Fly / footprint pitch weight: 2 lbs. 1 oz.

Packaged weight: 3 lbs. 2 oz.

Packed size: 5.5 x 17.5 inches

Floor dimensions: 90 x 52 (foot width) 42 inches

Floor area: 29 square feet

Vestibule area: 9 + 9

Peak height: 42 inches

Number of doors: 2 doors

Number of poles: 1 double hubbed poleset + 1 cross pole

Pole material: Aluminum DAC Featherlite NSL

Pole diameter: 9.0 millimeters

Canopy fabric: Nylon/polyester mesh

Floor fabric: Coated ripstop nylon

Rainfly fabric: Coated ripstop nylon

Footprint included: No

Ultralight: Yes

Design type: Freestanding

I'm struggling to decide which tent I'm...
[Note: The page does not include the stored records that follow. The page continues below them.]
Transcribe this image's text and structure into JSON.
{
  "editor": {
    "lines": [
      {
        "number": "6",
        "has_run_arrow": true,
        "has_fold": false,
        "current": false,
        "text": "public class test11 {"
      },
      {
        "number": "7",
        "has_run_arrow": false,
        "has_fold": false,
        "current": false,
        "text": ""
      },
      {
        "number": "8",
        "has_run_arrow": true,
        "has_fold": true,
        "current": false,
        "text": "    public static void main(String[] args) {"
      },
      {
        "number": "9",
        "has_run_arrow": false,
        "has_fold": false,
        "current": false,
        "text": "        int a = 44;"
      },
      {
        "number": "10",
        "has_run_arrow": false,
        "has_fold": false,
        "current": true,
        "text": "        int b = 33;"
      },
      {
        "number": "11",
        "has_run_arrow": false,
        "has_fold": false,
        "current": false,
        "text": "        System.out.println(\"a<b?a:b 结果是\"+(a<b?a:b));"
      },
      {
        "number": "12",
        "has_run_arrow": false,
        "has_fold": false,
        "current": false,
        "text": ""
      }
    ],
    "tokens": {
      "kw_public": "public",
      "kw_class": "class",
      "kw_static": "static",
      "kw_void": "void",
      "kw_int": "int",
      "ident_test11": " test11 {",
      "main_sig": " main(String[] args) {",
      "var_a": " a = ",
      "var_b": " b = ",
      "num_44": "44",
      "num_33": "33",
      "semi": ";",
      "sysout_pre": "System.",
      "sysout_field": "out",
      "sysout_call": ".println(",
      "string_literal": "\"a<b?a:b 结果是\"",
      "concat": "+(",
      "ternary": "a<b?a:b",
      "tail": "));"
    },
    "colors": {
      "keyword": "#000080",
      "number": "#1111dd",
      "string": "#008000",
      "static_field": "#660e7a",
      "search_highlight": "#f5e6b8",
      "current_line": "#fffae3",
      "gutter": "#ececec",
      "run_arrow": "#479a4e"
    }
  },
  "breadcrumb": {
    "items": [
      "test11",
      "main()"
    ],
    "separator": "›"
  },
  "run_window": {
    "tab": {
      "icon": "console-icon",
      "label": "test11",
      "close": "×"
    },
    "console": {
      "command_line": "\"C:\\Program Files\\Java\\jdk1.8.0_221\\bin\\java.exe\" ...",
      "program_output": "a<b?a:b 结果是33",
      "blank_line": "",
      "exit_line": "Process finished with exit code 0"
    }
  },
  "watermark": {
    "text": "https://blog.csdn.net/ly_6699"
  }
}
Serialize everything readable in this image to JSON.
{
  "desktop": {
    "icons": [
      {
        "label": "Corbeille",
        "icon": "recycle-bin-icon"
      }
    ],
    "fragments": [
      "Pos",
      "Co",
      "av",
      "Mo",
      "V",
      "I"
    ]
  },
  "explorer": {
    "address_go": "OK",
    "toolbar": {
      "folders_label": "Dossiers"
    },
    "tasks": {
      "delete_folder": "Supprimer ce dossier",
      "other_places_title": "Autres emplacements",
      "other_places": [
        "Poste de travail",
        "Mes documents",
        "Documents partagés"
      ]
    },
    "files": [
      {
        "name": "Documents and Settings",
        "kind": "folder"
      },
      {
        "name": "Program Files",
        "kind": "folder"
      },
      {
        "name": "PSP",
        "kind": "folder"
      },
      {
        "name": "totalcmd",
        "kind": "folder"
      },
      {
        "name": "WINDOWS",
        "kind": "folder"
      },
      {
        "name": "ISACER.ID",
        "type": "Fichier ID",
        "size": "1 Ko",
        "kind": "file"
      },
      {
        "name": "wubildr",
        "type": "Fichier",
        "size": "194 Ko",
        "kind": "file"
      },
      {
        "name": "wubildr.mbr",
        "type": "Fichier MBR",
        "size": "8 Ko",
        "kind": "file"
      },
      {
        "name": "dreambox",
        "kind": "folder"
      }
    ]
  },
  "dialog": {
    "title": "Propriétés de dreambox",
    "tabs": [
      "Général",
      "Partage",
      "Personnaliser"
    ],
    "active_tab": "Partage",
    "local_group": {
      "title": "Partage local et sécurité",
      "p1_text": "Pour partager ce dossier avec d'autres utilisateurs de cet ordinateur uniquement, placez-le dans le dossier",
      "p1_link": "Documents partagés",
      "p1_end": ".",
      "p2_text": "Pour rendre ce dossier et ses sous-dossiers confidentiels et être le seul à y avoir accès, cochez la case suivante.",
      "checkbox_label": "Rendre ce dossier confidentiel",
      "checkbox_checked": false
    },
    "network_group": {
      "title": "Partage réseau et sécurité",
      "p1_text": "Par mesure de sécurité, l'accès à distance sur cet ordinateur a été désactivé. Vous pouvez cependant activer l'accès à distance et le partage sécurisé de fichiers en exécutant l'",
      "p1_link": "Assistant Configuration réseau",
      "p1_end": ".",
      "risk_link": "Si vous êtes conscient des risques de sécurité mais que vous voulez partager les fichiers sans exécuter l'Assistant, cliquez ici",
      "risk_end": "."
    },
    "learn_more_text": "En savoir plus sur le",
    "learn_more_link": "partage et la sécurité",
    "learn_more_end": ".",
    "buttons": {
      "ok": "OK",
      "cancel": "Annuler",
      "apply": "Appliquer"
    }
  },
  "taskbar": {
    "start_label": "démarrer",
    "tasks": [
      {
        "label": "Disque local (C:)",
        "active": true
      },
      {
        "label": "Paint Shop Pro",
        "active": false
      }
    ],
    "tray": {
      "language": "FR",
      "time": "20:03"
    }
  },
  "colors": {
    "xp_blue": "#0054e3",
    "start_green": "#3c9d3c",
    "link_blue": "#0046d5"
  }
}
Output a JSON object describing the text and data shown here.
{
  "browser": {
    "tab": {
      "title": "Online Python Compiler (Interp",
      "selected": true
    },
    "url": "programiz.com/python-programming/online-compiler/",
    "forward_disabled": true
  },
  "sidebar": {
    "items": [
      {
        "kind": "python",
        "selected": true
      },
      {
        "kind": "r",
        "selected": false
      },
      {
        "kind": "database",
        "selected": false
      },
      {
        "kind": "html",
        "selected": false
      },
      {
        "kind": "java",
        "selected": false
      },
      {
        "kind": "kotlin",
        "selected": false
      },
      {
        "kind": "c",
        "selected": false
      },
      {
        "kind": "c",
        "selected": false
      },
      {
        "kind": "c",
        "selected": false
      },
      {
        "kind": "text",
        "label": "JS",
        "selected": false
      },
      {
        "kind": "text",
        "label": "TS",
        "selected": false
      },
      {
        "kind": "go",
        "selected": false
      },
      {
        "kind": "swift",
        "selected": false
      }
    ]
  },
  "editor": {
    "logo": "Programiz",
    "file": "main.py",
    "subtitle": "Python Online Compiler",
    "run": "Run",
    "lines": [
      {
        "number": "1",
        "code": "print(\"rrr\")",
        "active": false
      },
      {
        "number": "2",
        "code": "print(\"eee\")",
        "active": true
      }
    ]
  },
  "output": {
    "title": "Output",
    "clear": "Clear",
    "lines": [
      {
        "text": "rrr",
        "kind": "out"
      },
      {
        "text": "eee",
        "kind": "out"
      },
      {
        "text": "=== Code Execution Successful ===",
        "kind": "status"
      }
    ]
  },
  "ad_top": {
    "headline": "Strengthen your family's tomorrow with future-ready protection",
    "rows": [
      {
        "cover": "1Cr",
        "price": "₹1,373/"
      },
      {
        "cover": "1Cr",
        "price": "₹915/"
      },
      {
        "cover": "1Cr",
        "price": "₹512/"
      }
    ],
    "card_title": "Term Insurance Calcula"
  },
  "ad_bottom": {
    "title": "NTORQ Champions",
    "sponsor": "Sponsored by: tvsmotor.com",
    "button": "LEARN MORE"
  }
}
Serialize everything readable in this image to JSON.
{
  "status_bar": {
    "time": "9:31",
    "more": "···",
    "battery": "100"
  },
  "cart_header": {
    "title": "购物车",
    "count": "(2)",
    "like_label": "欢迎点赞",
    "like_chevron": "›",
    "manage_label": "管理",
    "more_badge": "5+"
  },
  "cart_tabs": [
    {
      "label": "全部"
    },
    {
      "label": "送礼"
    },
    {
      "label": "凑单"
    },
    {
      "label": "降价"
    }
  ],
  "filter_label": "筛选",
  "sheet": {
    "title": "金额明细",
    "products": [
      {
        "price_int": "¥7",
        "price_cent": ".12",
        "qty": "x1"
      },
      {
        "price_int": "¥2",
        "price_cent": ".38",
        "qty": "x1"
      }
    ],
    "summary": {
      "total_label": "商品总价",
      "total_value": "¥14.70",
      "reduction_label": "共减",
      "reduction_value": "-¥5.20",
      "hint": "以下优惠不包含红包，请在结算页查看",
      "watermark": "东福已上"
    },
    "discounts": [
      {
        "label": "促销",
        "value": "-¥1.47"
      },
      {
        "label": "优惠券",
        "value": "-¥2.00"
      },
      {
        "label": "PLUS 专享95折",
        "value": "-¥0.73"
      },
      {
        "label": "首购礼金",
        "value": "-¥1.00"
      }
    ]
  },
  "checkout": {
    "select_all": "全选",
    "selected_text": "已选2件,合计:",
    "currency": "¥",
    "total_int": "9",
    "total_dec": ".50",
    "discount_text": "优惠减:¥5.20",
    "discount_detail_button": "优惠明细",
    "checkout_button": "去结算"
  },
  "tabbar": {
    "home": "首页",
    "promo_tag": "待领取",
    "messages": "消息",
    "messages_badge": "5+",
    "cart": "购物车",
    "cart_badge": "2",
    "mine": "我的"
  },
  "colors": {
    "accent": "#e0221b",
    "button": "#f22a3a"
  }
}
I'm struggling to decide which tent I'm after. Originally I wanted a light tent for 2 people and was leaning towards the BA Angel Spring UL3, as I wasn't looking for an ultra minimalist option and liked the larger area especially for extended trips. However, I'm now thinking the tent I choose is probably going to be half 2p and half solo and am thinking it seems silly to lug around a 3person tent for solo activities. So I'm torn between the BA Copper Spur UL2, and the Angle Spring UL2 or UL3 as something that could do double duty as a 1 or 2p tent. Part of my issue is, while I am wanting to cut weight (my current and only tent is a 3p and weights 5.5lbs) I'm still tantalized by the floor space in the angel spring UL3... at only 4ounces more than the copper spur UL2 you get approximately 50% more floor space and still near vertical sidewalls which would be appealing for use with 2people



I realize the Angel spring series is pretty new and there is almost no reviews on them, but I'm curious if anyone has a first had comparison between the copper spur series and the angel spring series.

Best Answer

I don't have experience with these tents specifically, but I'll comment on the big difference I see - pole configuration. I'm a big fan of the X pole design over the more complex, multisized pole configs. They are easy to setup even in the dark, easy to repair, and just plain simple! When size and weight are relatively similar I'll go X pole all day long.